U.S. Marshals conduct Blitzkrieg compliance checks on remote Missouri farm

Read Part I     Part II

PART III: Going forward

By Erik . . . That which does not kill you will only makes you stronger, and there are lessons to be gleaned from every experience, even the most negative. In that vein and to that purpose, here are my key takeaways:

  • The intensification of sweeps here in Missouri are here to stay and pose an ever-increasing threat to registrants;
  • The Marshals are promulgating false and populist disinformation, both to their own personnel and to local law enforcement;
  • The operational-level law enforcement officers passionately believe the disinformation and thus are inherently more aggressive and dangerous.

So, having gone full circle, I am back at the beginning and ask, first, has anyone else observed a significant increase in their state regarding these sweeps over the past two to three years?

As for the second question(s), let me quickly insert my own conjecture. While I never was a cop, I was in the Marines for 22 years and can guess as to how these task forces are created.  First, they are staffed with a request for volunteers.  This means that the ones wanting to be part of this have, almost assuredly, already formed negative opinions about persons on the registry, the danger they pose, and what is needed to keep them at bay. Any subsequent training will only act as confirmation bias.

Next will be the training.  This should not be confused with technical or corporate training.  This “training” will be done in one day and completed using three or four haphazard PowerPoint presentations along with a data sheet.  There might even be a short quiz at the end.

Lastly, there will be a cool name, like “Operation Chomonator,” or something equally obtuse, that is supposed to capture the public’s imagination, convey the noble purpose of the unit, and will sound good in sound-bites.

Now they are ready to go out and save America by thumping rapists and child molesters.

My second question is this: Does anyone have any insight as to what the Marshal’s source documents are or how they are presenting their training?

In the hopes that the broad reach of NARSOL will find someone who can answer “yes,” I suppose the more important follow up question is: Can we influence this data to reflect facts?

It would also be interesting to know whether the practice of no one wearing their bodycams, no one wearing their name tapes, no one identifying themselves on the team and so forth, are all part of the overall strategy, or if this is left to the individual teams’ discretion?  Perhaps more importantly, are the team members instructed that basic Miranda-style rights are not applicable to sex offenders?  So, instead of advising those not on supervision that they have the right to remain silent and not answer questions, are they instead trained to threaten them with arrest and incarceration if they do not answer all questions to satisfaction?  There is much to be accounted for, and I’m guessing most can be answered by looking at a couple of PowerPoint training presentations.

In conclusion, Missouri has 114 counties and many hundreds more townships, city police agencies, and metropolitan police departments with precincts.  Thus, without hyperbole, the U.S. Marshals have the ability to shape and influence thousands of Missouri officers each year.  It is the U.S. Marshals that are considered to be be the unquestioned authorities for all things “sex offender.”  Assuming these are nationwide programs, then that number will easily broach thousands of units and tens of thousands of specially designated law enforcement officers who will receive this “training.”

I sought the advice of two close friends before making this piece public.
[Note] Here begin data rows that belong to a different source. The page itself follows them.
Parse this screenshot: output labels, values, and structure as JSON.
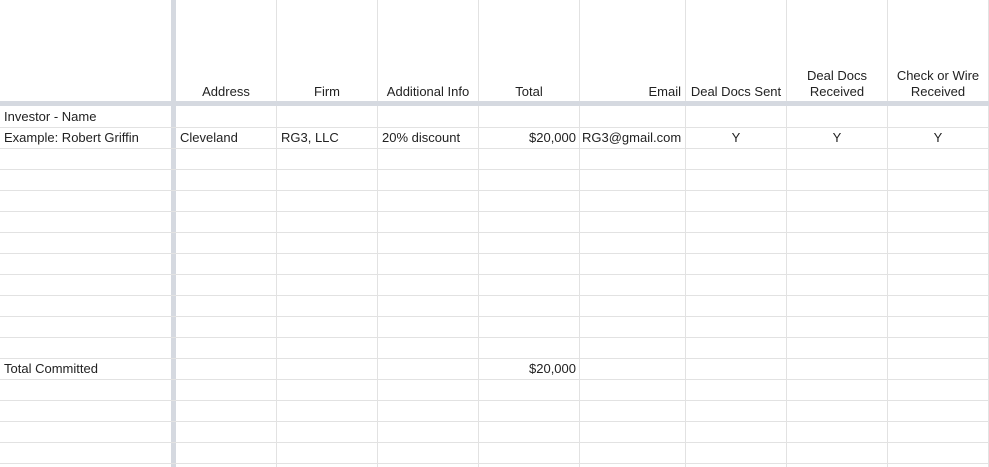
{
  "headers": {
    "address": "Address",
    "firm": "Firm",
    "additional_info": "Additional Info",
    "total": "Total",
    "email": "Email",
    "deal_docs_sent": "Deal Docs Sent",
    "deal_docs_received_line1": "Deal Docs",
    "deal_docs_received_line2": "Received",
    "check_or_wire_line1": "Check or Wire",
    "check_or_wire_line2": "Received"
  },
  "rows": {
    "investor_label": "Investor - Name",
    "example": {
      "name": "Example: Robert Griffin",
      "address": "Cleveland",
      "firm": "RG3, LLC",
      "additional_info": "20% discount",
      "total": "$20,000",
      "email": "RG3@gmail.com",
      "deal_docs_sent": "Y",
      "deal_docs_received": "Y",
      "check_or_wire_received": "Y"
    },
    "total_committed": {
      "label": "Total Committed",
      "total": "$20,000"
    }
  }
}
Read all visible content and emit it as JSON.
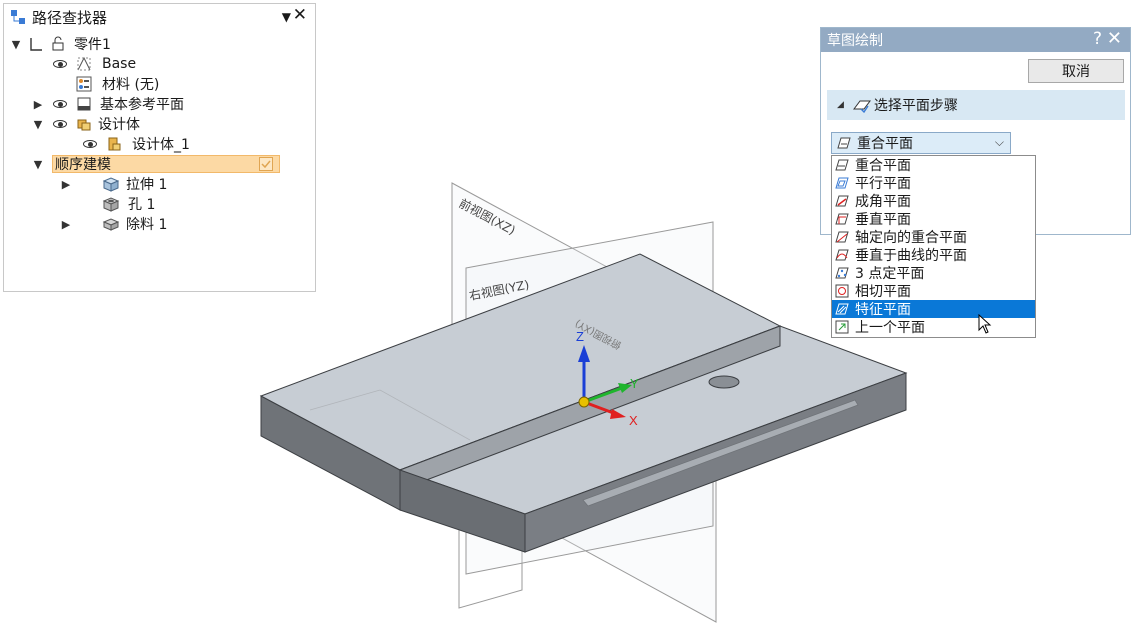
{
  "pathfinder": {
    "title": "路径查找器",
    "part_label": "零件1",
    "base_label": "Base",
    "material_label": "材料 (无)",
    "ref_planes_label": "基本参考平面",
    "design_body_label": "设计体",
    "design_body_1_label": "设计体_1",
    "ordered_modeling_label": "顺序建模",
    "extrude_label": "拉伸 1",
    "hole_label": "孔 1",
    "cut_label": "除料 1"
  },
  "viewport": {
    "front_plane_label": "前视图(XZ)",
    "right_plane_label": "右视图(YZ)",
    "top_plane_label": "俯视图(XY)",
    "axis_x": "X",
    "axis_y": "Y",
    "axis_z": "Z"
  },
  "sketch_dialog": {
    "title": "草图绘制",
    "help": "?",
    "close": "✕",
    "cancel_label": "取消",
    "step_label": "选择平面步骤",
    "combo_value": "重合平面"
  },
  "dropdown": {
    "options": [
      "重合平面",
      "平行平面",
      "成角平面",
      "垂直平面",
      "轴定向的重合平面",
      "垂直于曲线的平面",
      "3  点定平面",
      "相切平面",
      "特征平面",
      "上一个平面"
    ],
    "selected": "特征平面"
  },
  "colors": {
    "dialog_title_bg": "#93aac3",
    "step_bar_bg": "#d8e8f3",
    "selection_blue": "#0a78d7",
    "tree_highlight": "#fcd9a4",
    "part_top": "#c7cdd4",
    "part_side": "#7a7e84"
  }
}
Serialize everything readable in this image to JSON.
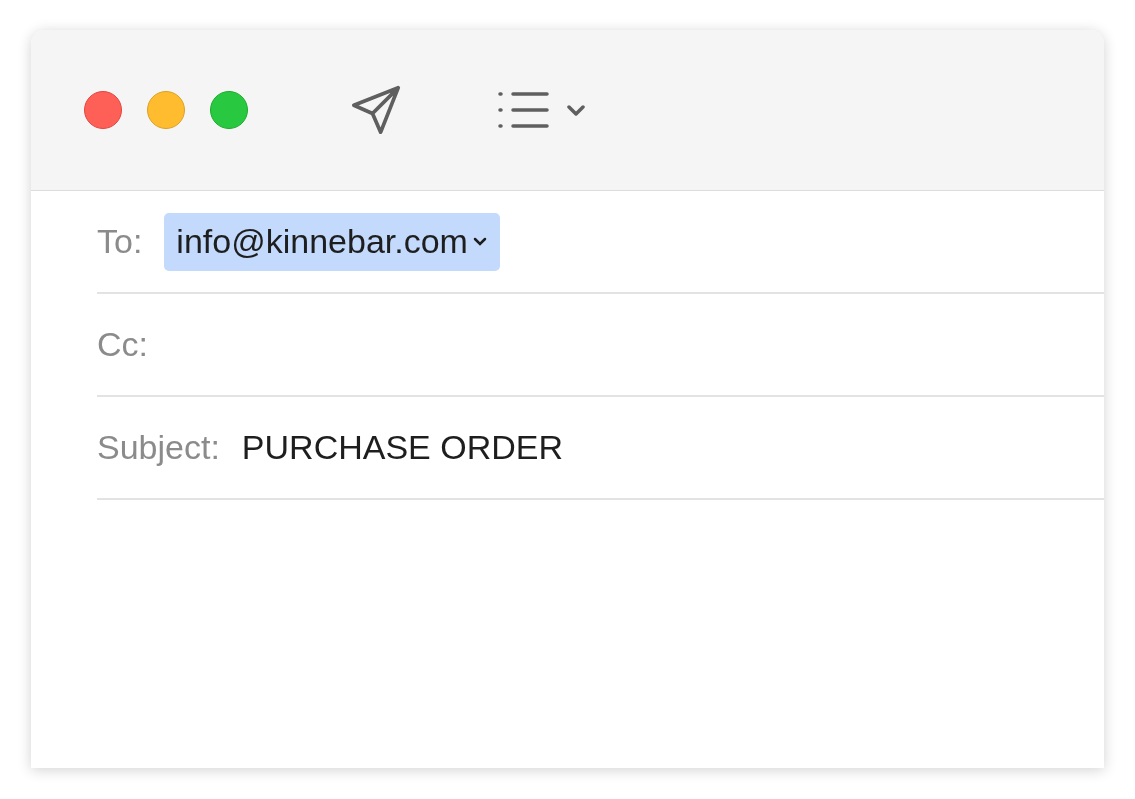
{
  "fields": [
    {
      "kind": "recipients",
      "label": "To:",
      "tokens": [
        "info@kinnebar.com"
      ]
    },
    {
      "kind": "recipients",
      "label": "Cc:"
    },
    {
      "kind": "text",
      "label": "Subject:",
      "value": "PURCHASE ORDER"
    }
  ]
}
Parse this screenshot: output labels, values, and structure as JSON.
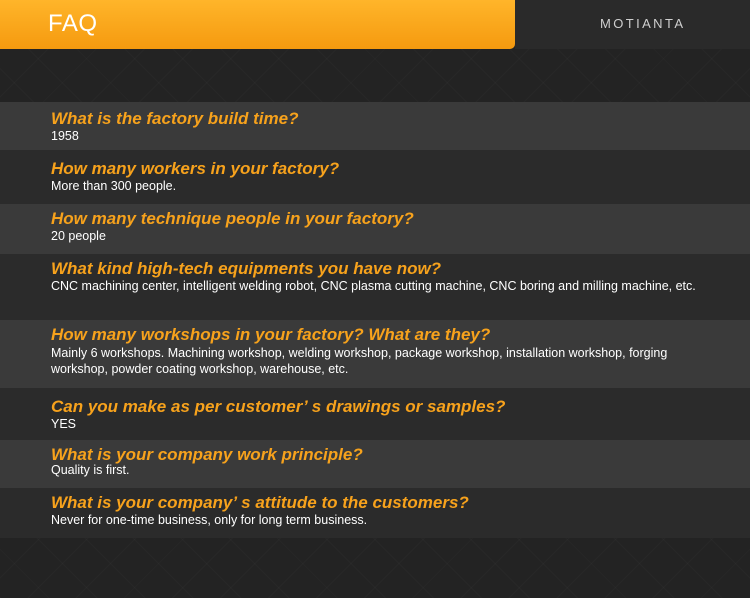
{
  "header": {
    "title": "FAQ",
    "brand": "MOTIANTA"
  },
  "faq": [
    {
      "question": "What is the factory build time?",
      "answer": "1958"
    },
    {
      "question": "How many workers in your factory?",
      "answer": " More than 300 people."
    },
    {
      "question": "How many technique people in your factory?",
      "answer": "20 people"
    },
    {
      "question": "What kind high-tech equipments you have now?",
      "answer": "CNC machining center, intelligent welding robot, CNC plasma cutting machine, CNC boring and milling machine, etc."
    },
    {
      "question": "How many workshops in your factory? What are they?",
      "answer": " Mainly 6 workshops. Machining workshop, welding workshop, package workshop, installation workshop, forging workshop, powder coating workshop, warehouse, etc."
    },
    {
      "question": "Can you make as per customer’ s drawings or samples?",
      "answer": "YES"
    },
    {
      "question": "What is your company work principle?",
      "answer": "Quality is first."
    },
    {
      "question": "What is your company’ s attitude to the customers?",
      "answer": "Never for one-time business, only for long term business."
    }
  ]
}
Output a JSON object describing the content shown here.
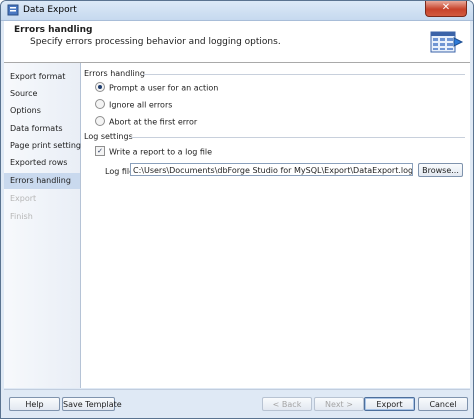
{
  "window": {
    "title": "Data Export",
    "close_glyph": "✕"
  },
  "header": {
    "title": "Errors handling",
    "description": "Specify errors processing behavior and logging options."
  },
  "sidebar": {
    "items": [
      {
        "label": "Export format",
        "state": "normal"
      },
      {
        "label": "Source",
        "state": "normal"
      },
      {
        "label": "Options",
        "state": "normal"
      },
      {
        "label": "Data formats",
        "state": "normal"
      },
      {
        "label": "Page print settings",
        "state": "normal"
      },
      {
        "label": "Exported rows",
        "state": "normal"
      },
      {
        "label": "Errors handling",
        "state": "active"
      },
      {
        "label": "Export",
        "state": "disabled"
      },
      {
        "label": "Finish",
        "state": "disabled"
      }
    ]
  },
  "errors_handling": {
    "group_label": "Errors handling",
    "options": [
      {
        "label": "Prompt a user for an action",
        "checked": true
      },
      {
        "label": "Ignore all errors",
        "checked": false
      },
      {
        "label": "Abort at the first error",
        "checked": false
      }
    ]
  },
  "log_settings": {
    "group_label": "Log settings",
    "write_log": {
      "label": "Write a report to a log file",
      "checked": true,
      "check_glyph": "✓"
    },
    "log_file_label": "Log file:",
    "log_file_value": "C:\\Users\\Documents\\dbForge Studio for MySQL\\Export\\DataExport.log",
    "browse_label": "Browse..."
  },
  "footer": {
    "help_label": "Help",
    "save_template_label": "Save Template",
    "back_label": "< Back",
    "next_label": "Next >",
    "export_label": "Export",
    "cancel_label": "Cancel"
  },
  "colors": {
    "accent": "#1f4e96",
    "active_item": "#c9d9ee",
    "window_frame": "#dfe9f5"
  }
}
The first reminded me that “Statistics don’t lie; statisticians lie,” and then pointed me to an article where even solid facts by the Bureau of Justice Statistics (BJS) can be manipulated by cherry picking and stovepipe analysis.  I’ve read it before, but if you’re unfamiliar, this is very informative.

My other buddy, referring to me talking to low-level law enforcement, reminded me, “When you go down to wrestle with a pig, all you’ll do is get muddy, and the pig ain’t gonna learn shit.”